All of that scrambling leaves little time for anything creative.  While it’s true that I’m drawing editorial cartoons every day to meet my deadlines, last year I didn’t paint nearly as much as I had expected to, and not even close to how much I wanted to.  The one thing I enjoy most about my work, I shoved aside so that I could promote myself.  But what exactly was I promoting if there wasn’t any work?

This year, I’ve realized that the growth of my business is not tied to my connection to movers and shakers, nor is it tied to blogging freelancing tips and tricks or spending hours writing yet another tutorial on how to use brushes in Photoshop.   While people may value that contribution, it has rarely translated to income or led me in a direction in which I wanted to go.  I found myself looking forward and thinking, why do I feel like I’m voluntarily walking into a trap?  It also left me little time to paint or draw anything outside of my deadlines.

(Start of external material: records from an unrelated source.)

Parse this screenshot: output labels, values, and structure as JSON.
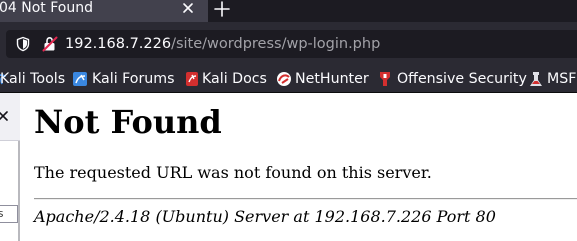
{
  "tab": {
    "title": "04 Not Found"
  },
  "urlbar": {
    "host": "192.168.7.226",
    "path": "/site/wordpress/wp-login.php"
  },
  "bookmarks": [
    {
      "label": "Kali Tools",
      "icon": "kali-dragon-icon"
    },
    {
      "label": "Kali Forums",
      "icon": "kali-forums-icon"
    },
    {
      "label": "Kali Docs",
      "icon": "kali-docs-icon"
    },
    {
      "label": "NetHunter",
      "icon": "nethunter-icon"
    },
    {
      "label": "Offensive Security",
      "icon": "offsec-icon"
    },
    {
      "label": "MSF",
      "icon": "msf-icon"
    }
  ],
  "sidebar": {
    "input_text": "ss"
  },
  "page": {
    "heading": "Not Found",
    "message": "The requested URL was not found on this server.",
    "address": "Apache/2.4.18 (Ubuntu) Server at 192.168.7.226 Port 80"
  },
  "colors": {
    "tab_strip": "#1c1b22",
    "active_tab": "#42414d",
    "toolbar": "#2b2a33",
    "urlbar_field": "#1c1b22",
    "insecure_red": "#e22850"
  }
}
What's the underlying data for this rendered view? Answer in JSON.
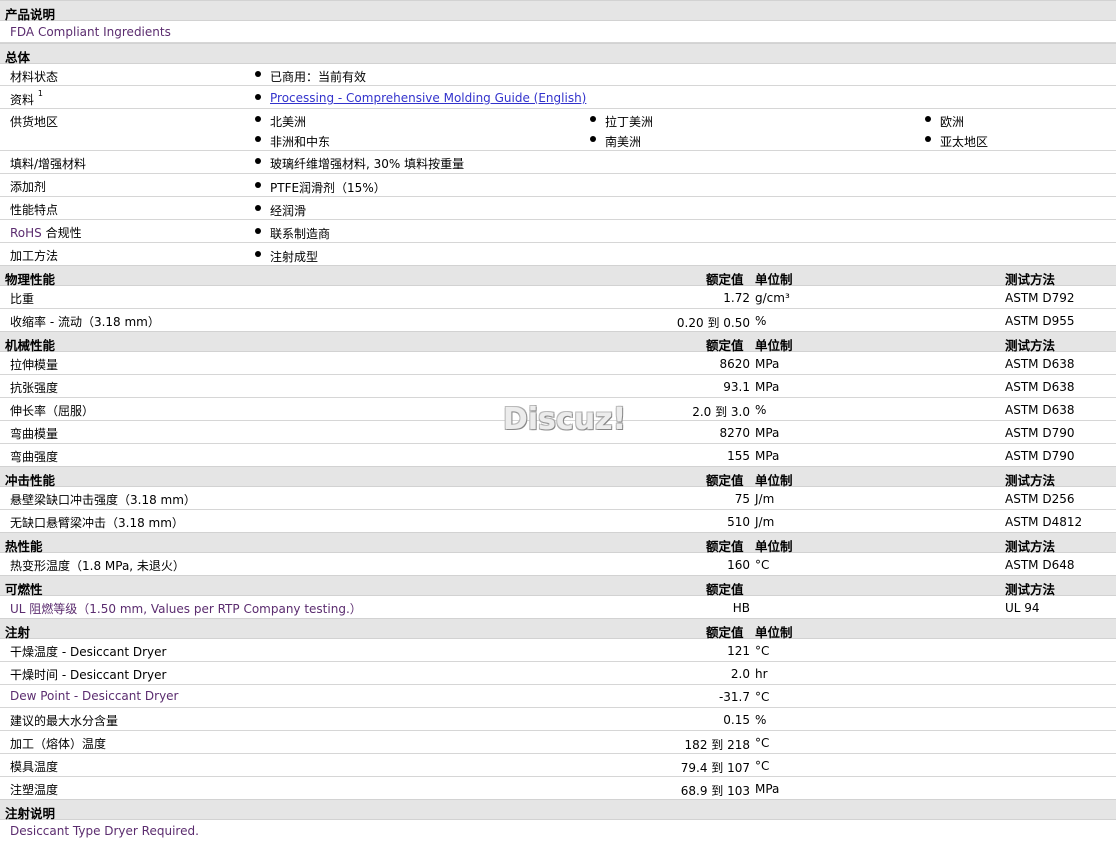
{
  "s_product": "产品说明",
  "product_note": "FDA Compliant Ingredients",
  "s_general": "总体",
  "general": {
    "material_status_label": "材料状态",
    "material_status": "已商用：当前有效",
    "docs_label": "资料",
    "docs_sup": "1",
    "docs_link": "Processing - Comprehensive Molding Guide (English)",
    "supply_label": "供货地区",
    "supply": [
      "北美洲",
      "拉丁美洲",
      "欧洲",
      "非洲和中东",
      "南美洲",
      "亚太地区"
    ],
    "filler_label": "填料/增强材料",
    "filler": "玻璃纤维增强材料, 30% 填料按重量",
    "additive_label": "添加剂",
    "additive": "PTFE润滑剂（15%）",
    "feature_label": "性能特点",
    "feature": "经润滑",
    "rohs_label_en": "RoHS",
    "rohs_label_zh": " 合规性",
    "rohs": "联系制造商",
    "process_label": "加工方法",
    "process": "注射成型"
  },
  "headers": {
    "nominal": "额定值",
    "unit": "单位制",
    "method": "测试方法"
  },
  "s_physical": "物理性能",
  "physical": [
    {
      "label": "比重",
      "val": "1.72",
      "unit": "g/cm³",
      "method": "ASTM D792"
    },
    {
      "label": "收缩率  - 流动（3.18 mm）",
      "val": "0.20 到  0.50",
      "unit": "%",
      "method": "ASTM D955"
    }
  ],
  "s_mechanical": "机械性能",
  "mechanical": [
    {
      "label": "拉伸模量",
      "val": "8620",
      "unit": "MPa",
      "method": "ASTM D638"
    },
    {
      "label": "抗张强度",
      "val": "93.1",
      "unit": "MPa",
      "method": "ASTM D638"
    },
    {
      "label": "伸长率（屈服）",
      "val": "2.0 到  3.0",
      "unit": "%",
      "method": "ASTM D638"
    },
    {
      "label": "弯曲模量",
      "val": "8270",
      "unit": "MPa",
      "method": "ASTM D790"
    },
    {
      "label": "弯曲强度",
      "val": "155",
      "unit": "MPa",
      "method": "ASTM D790"
    }
  ],
  "s_impact": "冲击性能",
  "impact": [
    {
      "label": "悬壁梁缺口冲击强度（3.18 mm）",
      "val": "75",
      "unit": "J/m",
      "method": "ASTM D256"
    },
    {
      "label": "无缺口悬臂梁冲击（3.18 mm）",
      "val": "510",
      "unit": "J/m",
      "method": "ASTM D4812"
    }
  ],
  "s_thermal": "热性能",
  "thermal": [
    {
      "label": "热变形温度（1.8 MPa, 未退火）",
      "val": "160",
      "unit": "°C",
      "method": "ASTM D648"
    }
  ],
  "s_flammability": "可燃性",
  "flammability": [
    {
      "label": "UL 阻燃等级（1.50 mm, Values per RTP Company testing.）",
      "val": "HB",
      "unit": "",
      "method": "UL 94"
    }
  ],
  "s_injection": "注射",
  "injection": [
    {
      "label": "干燥温度  - Desiccant Dryer",
      "val": "121",
      "unit": "°C"
    },
    {
      "label": "干燥时间  - Desiccant Dryer",
      "val": "2.0",
      "unit": "hr"
    },
    {
      "label": "Dew Point - Desiccant Dryer",
      "val": "-31.7",
      "unit": "°C"
    },
    {
      "label": "建议的最大水分含量",
      "val": "0.15",
      "unit": "%"
    },
    {
      "label": "加工（熔体）温度",
      "val": "182 到  218",
      "unit": "°C"
    },
    {
      "label": "模具温度",
      "val": "79.4 到  107",
      "unit": "°C"
    },
    {
      "label": "注塑温度",
      "val": "68.9 到  103",
      "unit": "MPa"
    }
  ],
  "s_injection_note": "注射说明",
  "injection_note": "Desiccant Type Dryer Required.",
  "watermark": "Discuz!"
}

The greatest gains I’ve seen in my business, both financially and in my public profile, have been when I produce the work I enjoy creating.  The connection I make with the people who enjoy and buy my work doesn’t happen when I talk about being creative, it happens when I AM creative.

Therein lies the simple plan for the next year.  Pay the bills, learn to be a better artist, and chart my own course.  Spend a lot more time producing artwork and a lot less time talking about it.